        var databaseUri = new Uri(connectionUrl);

        string db = databaseUri.LocalPath.TrimStart('/');
        string[] userInfo = databaseUri.UserInfo.Split(':', StringSplitOptions.RemoveEmptyEntries);

        return $"User ID={userInfo[0]};Password={userInfo[1]};Host={databaseUri.Host};Port={databaseUri.Port};Database={db};Pooling=true;SSL Mode=Require;Trust Server Certificate=True;";

    public string DatabaseConnectionString =>
            ? _configuration.GetConnectionString("DefaultConnection")
            : GetHerokuConnectionString();
    // other configuration settings...

Now, my application will use the connection string from the Environment variable when deployed to production.

At this point, I thought everything is good, deployed, tested and became dissapointed by the big fat error on production. Turns out that Heroku assigns a port for your container to run on dynamically (remember the Heroku Platform variables mentioned earlier).

I proceeded by changing my web host builder to read the $PORT environment variable on production, as follows:

public class Program {
    public static void Main(string[] args) {

    private static bool IsDevelopment =>
        Environment.GetEnvironmentVariable("ASPNETCORE_ENVIRONMENT") == "Development";
    public static string HostPort =>
            ? "5000"
            : Environment.GetEnvironmentVariable("PORT");

    public static IHostBuilder CreateHostBuilder(string[] args) =>
            .ConfigureWebHostDefaults((webBuilder) => {
                webBuilder.UseSerilog((context, config) => {

This is how my Dockerfile looks like:

FROM AS build

COPY ["MyProject.WebUI/MyProject.WebUI.csproj", "MyProject.WebUI/"]
COPY ["MyProject.Core/MyProject.Core.csproj", "MyProject.Core/"]
COPY ["MyProject.Database/MyProject.Database.csproj", "MyProject.Database/"]
RUN dotnet restore "MyProject.WebUI/MyProject.WebUI.csproj"
COPY . .
WORKDIR /src/MyProject.WebUI

# Setup Node (13.x)
# see
RUN apt-get update -yq 
RUN apt-get install curl gnupg -yq 
RUN curl -sL | bash -
RUN apt-get install -y nodejs

RUN npm install -g npm webpack webpack-cli
RUN npm install
RUN npm run-script build
RUN dotnet build "MyProject.WebUI.csproj" -c Release -o /app

FROM build AS publish
RUN dotnet publish "MyProject.WebUI.csproj" -c Release -o /app

FROM AS runtime
COPY --from=publish /app .

ENTRYPOINT ["dotnet", "MyProject.WebUI.dll"]

I have setup for Node, since I’m having a React front end with this app, and I have multiple assemblies referenced. The Dockerfile is not really relevant to the the build and to Heroku, as long as it builds, you’re good to go.

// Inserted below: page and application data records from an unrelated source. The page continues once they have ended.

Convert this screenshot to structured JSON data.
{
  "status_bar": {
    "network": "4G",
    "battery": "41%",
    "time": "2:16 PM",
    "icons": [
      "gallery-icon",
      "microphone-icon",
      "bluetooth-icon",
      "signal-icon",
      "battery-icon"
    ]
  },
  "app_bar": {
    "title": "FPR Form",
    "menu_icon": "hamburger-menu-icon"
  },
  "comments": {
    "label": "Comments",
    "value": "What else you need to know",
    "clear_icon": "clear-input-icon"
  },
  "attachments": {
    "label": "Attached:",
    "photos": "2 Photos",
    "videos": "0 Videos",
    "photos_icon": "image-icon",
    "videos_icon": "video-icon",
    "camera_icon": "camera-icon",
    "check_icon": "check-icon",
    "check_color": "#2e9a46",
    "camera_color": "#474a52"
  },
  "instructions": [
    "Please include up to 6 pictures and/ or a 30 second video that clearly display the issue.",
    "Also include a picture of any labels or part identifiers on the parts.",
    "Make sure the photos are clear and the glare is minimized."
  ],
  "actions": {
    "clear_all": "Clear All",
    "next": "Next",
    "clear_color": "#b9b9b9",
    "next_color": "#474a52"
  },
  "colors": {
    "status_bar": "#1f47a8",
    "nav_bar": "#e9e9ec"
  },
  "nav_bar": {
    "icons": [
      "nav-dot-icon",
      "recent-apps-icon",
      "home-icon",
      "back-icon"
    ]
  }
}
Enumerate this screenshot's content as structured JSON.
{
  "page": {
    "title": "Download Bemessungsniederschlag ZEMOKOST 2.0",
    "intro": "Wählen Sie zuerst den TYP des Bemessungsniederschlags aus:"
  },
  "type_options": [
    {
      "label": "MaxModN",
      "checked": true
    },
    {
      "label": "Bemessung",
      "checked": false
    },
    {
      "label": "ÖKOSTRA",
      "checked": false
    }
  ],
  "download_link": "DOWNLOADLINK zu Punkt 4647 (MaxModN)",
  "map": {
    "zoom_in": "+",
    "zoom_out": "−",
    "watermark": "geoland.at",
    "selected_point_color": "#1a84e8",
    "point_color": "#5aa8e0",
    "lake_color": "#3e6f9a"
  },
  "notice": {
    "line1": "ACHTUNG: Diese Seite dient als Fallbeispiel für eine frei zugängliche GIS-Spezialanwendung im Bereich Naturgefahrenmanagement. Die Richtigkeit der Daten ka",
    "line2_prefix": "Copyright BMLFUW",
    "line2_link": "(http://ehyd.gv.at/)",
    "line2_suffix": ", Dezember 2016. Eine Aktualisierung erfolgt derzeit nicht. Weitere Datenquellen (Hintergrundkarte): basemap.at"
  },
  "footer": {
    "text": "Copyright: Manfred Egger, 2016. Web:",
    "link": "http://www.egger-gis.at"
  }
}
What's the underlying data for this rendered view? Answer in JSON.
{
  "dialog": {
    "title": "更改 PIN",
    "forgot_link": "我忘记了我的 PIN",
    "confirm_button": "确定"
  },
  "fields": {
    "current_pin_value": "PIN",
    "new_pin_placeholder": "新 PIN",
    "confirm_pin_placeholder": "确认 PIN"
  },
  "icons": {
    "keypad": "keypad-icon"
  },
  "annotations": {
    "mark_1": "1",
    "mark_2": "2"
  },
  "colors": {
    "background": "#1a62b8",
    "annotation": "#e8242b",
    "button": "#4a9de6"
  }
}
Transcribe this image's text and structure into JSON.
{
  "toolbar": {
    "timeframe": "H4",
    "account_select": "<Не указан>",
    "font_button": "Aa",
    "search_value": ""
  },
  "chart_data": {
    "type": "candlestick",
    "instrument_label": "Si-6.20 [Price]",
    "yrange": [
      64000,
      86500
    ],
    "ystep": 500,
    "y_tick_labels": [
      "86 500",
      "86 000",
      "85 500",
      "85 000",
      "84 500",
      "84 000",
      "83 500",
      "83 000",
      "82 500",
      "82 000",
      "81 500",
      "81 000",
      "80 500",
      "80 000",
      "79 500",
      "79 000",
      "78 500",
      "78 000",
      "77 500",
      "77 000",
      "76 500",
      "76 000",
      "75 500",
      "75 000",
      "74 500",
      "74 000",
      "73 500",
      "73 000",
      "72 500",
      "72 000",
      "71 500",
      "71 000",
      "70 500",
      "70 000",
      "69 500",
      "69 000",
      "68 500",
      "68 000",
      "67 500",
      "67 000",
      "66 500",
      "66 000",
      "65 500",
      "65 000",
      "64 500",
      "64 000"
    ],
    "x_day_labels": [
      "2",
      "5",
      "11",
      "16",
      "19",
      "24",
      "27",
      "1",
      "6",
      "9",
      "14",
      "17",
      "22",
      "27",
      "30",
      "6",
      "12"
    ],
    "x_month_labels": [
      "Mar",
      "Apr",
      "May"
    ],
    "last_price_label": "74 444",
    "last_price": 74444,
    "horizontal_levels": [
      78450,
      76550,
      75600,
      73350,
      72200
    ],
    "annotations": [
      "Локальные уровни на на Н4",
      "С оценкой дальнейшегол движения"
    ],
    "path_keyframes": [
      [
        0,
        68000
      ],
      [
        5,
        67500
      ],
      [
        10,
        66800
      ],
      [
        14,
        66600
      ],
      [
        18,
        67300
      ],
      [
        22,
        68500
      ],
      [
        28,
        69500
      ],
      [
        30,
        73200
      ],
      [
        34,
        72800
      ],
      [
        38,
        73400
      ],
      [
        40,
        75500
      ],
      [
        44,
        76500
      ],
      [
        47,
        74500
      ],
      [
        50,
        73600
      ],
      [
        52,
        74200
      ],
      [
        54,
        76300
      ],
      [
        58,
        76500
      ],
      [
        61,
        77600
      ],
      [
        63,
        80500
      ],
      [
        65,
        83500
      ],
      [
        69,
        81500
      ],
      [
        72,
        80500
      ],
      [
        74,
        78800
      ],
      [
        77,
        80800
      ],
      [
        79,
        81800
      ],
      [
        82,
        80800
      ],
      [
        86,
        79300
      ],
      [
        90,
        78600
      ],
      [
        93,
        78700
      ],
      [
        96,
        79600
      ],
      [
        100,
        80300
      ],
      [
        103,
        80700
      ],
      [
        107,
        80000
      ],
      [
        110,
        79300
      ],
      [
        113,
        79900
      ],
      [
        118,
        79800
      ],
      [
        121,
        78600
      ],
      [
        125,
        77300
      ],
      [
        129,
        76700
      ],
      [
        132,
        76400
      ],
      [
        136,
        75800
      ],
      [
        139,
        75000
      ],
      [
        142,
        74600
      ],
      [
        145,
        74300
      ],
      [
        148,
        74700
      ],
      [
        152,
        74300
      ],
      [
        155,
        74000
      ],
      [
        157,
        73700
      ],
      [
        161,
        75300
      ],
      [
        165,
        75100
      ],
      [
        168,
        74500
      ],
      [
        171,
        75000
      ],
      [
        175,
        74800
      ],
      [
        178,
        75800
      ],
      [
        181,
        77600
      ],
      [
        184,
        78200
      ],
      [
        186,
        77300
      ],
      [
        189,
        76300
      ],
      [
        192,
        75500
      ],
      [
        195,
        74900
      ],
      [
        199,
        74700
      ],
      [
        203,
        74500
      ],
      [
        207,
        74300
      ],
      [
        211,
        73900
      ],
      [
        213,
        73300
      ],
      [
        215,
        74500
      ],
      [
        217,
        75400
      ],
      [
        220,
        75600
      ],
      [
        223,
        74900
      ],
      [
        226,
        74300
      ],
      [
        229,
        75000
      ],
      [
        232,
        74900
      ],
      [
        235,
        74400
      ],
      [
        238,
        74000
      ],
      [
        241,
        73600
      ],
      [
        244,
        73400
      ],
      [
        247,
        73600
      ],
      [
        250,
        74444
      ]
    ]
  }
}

The last thing I did was to setup Serilog (as you can see in the Program.cs) to only log into console (you can see those logs in Heroku), rather than a file.

At this point, I deployed and everything worked as expected.